Museo del Vino: We read about the Museum of Wine in a blog of things to do in Montevideo. Despite its name, it’s not a museum; it’s a bar that hosts a variety of live music events on Thursdays and Fridays and allegedly a milonga on Wednesday nights. Milongas are events where people go to dance tango. Thinking we were going to watch some locals dance tango over a glass of wine, we arrived at 9pm to find a mostly empty bar except for three couples taking tango lessons. They were quite advanced tango dancers, so in that sense, we got what we were looking for; however, they left around 10:30pm, and we were left finishing our bottle of tannat in a now otherwise completely empty bar.
Fortaleza del Cerro de Montevideo (Fortress on the Hill of Montevideo): On Thursday, we decided to explore a little further afield by taking the bus. See our post here about figuring it out. The hill is the highest point in Montevideo which, with a height of about 135 meters, is not very tall. However, it still has a pretty good view of the city, and we found a great shady spot to drink some maté and play cribbage while attempting to photograph birds and butterflies. The fortress contains a military museum which we did not enter because our next destination was the Museo Blanes.
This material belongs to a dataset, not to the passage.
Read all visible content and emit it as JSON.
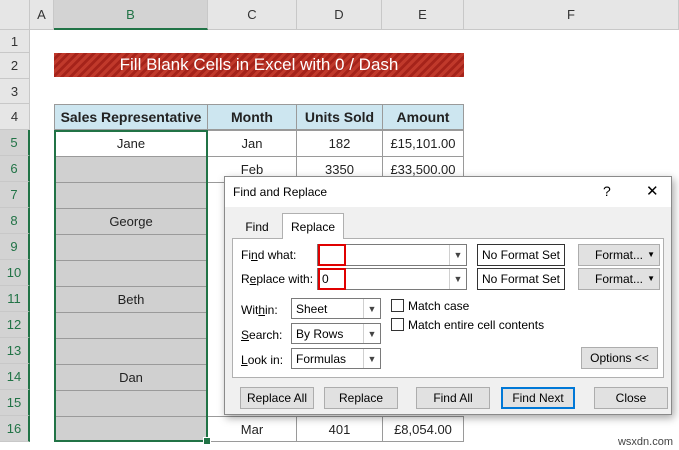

Museo de Bellas Artes Juan Manuel Blanes: We took another bus to the museum, which is also free. The museum is small, but it has four exhibits, two of which are permanent and two of which are temporary. One of the temporary exhibits, Teresa Vila, had opened just 36 hours before we saw it. In the permanent exhibition of Juan Manuel Blanes is the painting of the Oath of the 33 Orientals which refers to the 33 revolutionaries who fought against Brazil ultimately resulting in the founding of Uruguay.
Behind the museum, there is a small Japanese garden which you can enter for free. The garden has beautiful flowers, a Japanese tea house, stepping stones and a variety of bridges. It feels very calm and relaxing.
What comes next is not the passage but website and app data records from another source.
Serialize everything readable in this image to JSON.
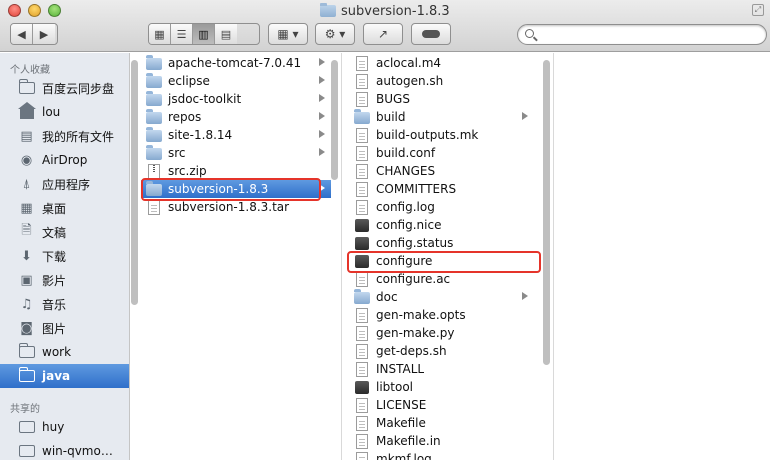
{
  "window": {
    "title": "subversion-1.8.3"
  },
  "toolbar": {
    "search_placeholder": "",
    "search_value": ""
  },
  "sidebar": {
    "favorites_heading": "个人收藏",
    "shared_heading": "共享的",
    "favorites": [
      {
        "label": "百度云同步盘",
        "icon": "folder-icon"
      },
      {
        "label": "lou",
        "icon": "home-icon"
      },
      {
        "label": "我的所有文件",
        "icon": "all-files-icon"
      },
      {
        "label": "AirDrop",
        "icon": "airdrop-icon"
      },
      {
        "label": "应用程序",
        "icon": "applications-icon"
      },
      {
        "label": "桌面",
        "icon": "desktop-icon"
      },
      {
        "label": "文稿",
        "icon": "documents-icon"
      },
      {
        "label": "下载",
        "icon": "downloads-icon"
      },
      {
        "label": "影片",
        "icon": "movies-icon"
      },
      {
        "label": "音乐",
        "icon": "music-icon"
      },
      {
        "label": "图片",
        "icon": "pictures-icon"
      },
      {
        "label": "work",
        "icon": "folder-icon"
      },
      {
        "label": "java",
        "icon": "folder-icon",
        "selected": true
      }
    ],
    "shared": [
      {
        "label": "huy",
        "icon": "computer-icon"
      },
      {
        "label": "win-qvmo…",
        "icon": "computer-icon"
      }
    ]
  },
  "column1": [
    {
      "name": "apache-tomcat-7.0.41",
      "kind": "folder",
      "has_children": true
    },
    {
      "name": "eclipse",
      "kind": "folder",
      "has_children": true
    },
    {
      "name": "jsdoc-toolkit",
      "kind": "folder",
      "has_children": true
    },
    {
      "name": "repos",
      "kind": "folder",
      "has_children": true
    },
    {
      "name": "site-1.8.14",
      "kind": "folder",
      "has_children": true
    },
    {
      "name": "src",
      "kind": "folder",
      "has_children": true
    },
    {
      "name": "src.zip",
      "kind": "zip",
      "has_children": false
    },
    {
      "name": "subversion-1.8.3",
      "kind": "folder",
      "has_children": true,
      "selected": true
    },
    {
      "name": "subversion-1.8.3.tar",
      "kind": "document",
      "has_children": false
    }
  ],
  "column2": [
    {
      "name": "aclocal.m4",
      "kind": "document"
    },
    {
      "name": "autogen.sh",
      "kind": "document"
    },
    {
      "name": "BUGS",
      "kind": "document"
    },
    {
      "name": "build",
      "kind": "folder",
      "has_children": true
    },
    {
      "name": "build-outputs.mk",
      "kind": "document"
    },
    {
      "name": "build.conf",
      "kind": "document"
    },
    {
      "name": "CHANGES",
      "kind": "document"
    },
    {
      "name": "COMMITTERS",
      "kind": "document"
    },
    {
      "name": "config.log",
      "kind": "document"
    },
    {
      "name": "config.nice",
      "kind": "executable"
    },
    {
      "name": "config.status",
      "kind": "executable"
    },
    {
      "name": "configure",
      "kind": "executable",
      "highlighted": true
    },
    {
      "name": "configure.ac",
      "kind": "document"
    },
    {
      "name": "doc",
      "kind": "folder",
      "has_children": true
    },
    {
      "name": "gen-make.opts",
      "kind": "document"
    },
    {
      "name": "gen-make.py",
      "kind": "document"
    },
    {
      "name": "get-deps.sh",
      "kind": "document"
    },
    {
      "name": "INSTALL",
      "kind": "document"
    },
    {
      "name": "libtool",
      "kind": "executable"
    },
    {
      "name": "LICENSE",
      "kind": "document"
    },
    {
      "name": "Makefile",
      "kind": "document"
    },
    {
      "name": "Makefile.in",
      "kind": "document"
    },
    {
      "name": "mkmf.log",
      "kind": "document"
    }
  ],
  "colors": {
    "selection": "#3a78d0",
    "annotation": "#e5342a",
    "sidebar_bg": "#e6eaf0"
  }
}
Inaugural Carnaval Parade: By coincidence, our stay in Montevideo overlapped with the start of Uruguay’s 40-day carnaval, so we caught the parade which was filled with samba dancers, candombe groups, and these incredible flag bearers who wave enormous flags and try to get them to fall over the crowd like parachutes.
Humedales de Santa Lucia (Saint Lucia wetlands): On Friday, we again took the bus, this time to the Humedales which are about 20km outside Montevideo in a small town called Santiago Vazquez. There is a boardwalk path that crosses the marshy wetlands which are free to explore. The basin fills with water when Southern winds push water into it. On Friday, the water level was very low because the winds were coming from the North. That meant we could see lots of little crabs scuttling across the mud into their little holes. When we got to the end of the boardwalk, one of the caretakers told us that the wetlands were very muddy, and besides, since it was cloudy, we wouldn’t see very many birds in the wetlands. He suggested we turn around and walk through the woods instead. We found a look-out tower and a path through the woods that led us to many butterflies, lots of squawking parrots, and a beautiful grassy spot for lunch, maté, and cribbage which Jess won, FINALLY!
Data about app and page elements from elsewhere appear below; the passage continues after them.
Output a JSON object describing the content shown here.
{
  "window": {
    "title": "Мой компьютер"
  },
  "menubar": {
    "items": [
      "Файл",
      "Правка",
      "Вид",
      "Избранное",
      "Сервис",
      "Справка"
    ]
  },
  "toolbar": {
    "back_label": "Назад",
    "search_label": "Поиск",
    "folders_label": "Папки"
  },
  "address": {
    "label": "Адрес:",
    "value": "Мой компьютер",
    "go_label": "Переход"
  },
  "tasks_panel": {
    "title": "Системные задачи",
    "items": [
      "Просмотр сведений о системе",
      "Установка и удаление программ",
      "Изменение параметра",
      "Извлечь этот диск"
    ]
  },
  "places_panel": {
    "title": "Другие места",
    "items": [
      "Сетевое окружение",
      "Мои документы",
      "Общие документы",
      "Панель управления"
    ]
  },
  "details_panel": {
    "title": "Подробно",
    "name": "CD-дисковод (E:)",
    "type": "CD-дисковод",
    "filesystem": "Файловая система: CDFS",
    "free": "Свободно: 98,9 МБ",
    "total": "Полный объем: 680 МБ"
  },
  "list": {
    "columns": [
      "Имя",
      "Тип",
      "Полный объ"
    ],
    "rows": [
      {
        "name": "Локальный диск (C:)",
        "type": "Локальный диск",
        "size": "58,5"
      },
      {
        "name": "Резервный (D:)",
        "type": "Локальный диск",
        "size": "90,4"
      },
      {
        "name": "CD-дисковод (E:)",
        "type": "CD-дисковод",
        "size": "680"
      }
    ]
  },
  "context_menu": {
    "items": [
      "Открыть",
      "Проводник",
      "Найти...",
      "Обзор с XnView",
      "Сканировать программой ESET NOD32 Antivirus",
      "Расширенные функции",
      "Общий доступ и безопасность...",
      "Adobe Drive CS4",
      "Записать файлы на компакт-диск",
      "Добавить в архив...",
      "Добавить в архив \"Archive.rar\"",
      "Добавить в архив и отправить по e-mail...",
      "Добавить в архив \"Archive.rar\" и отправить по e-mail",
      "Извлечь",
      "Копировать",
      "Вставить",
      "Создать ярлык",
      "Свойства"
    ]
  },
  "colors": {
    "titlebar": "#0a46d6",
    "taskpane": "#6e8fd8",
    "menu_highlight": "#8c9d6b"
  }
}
In between each of these activities, we admired Montevideo’s street art which might rival Buenos Aires’.
All of these activities cost us less than $35 including the cost of the buses and our $12 bottle of wine. All in, including food and hostel, we spent an average of $64.87 per day and we don’t feel like we missed out on anything. Eric calls that “pretty much a success!” Now we’re off to Termas de Daymán in Northern Uruguay on an overnight bus to check out the thermal baths.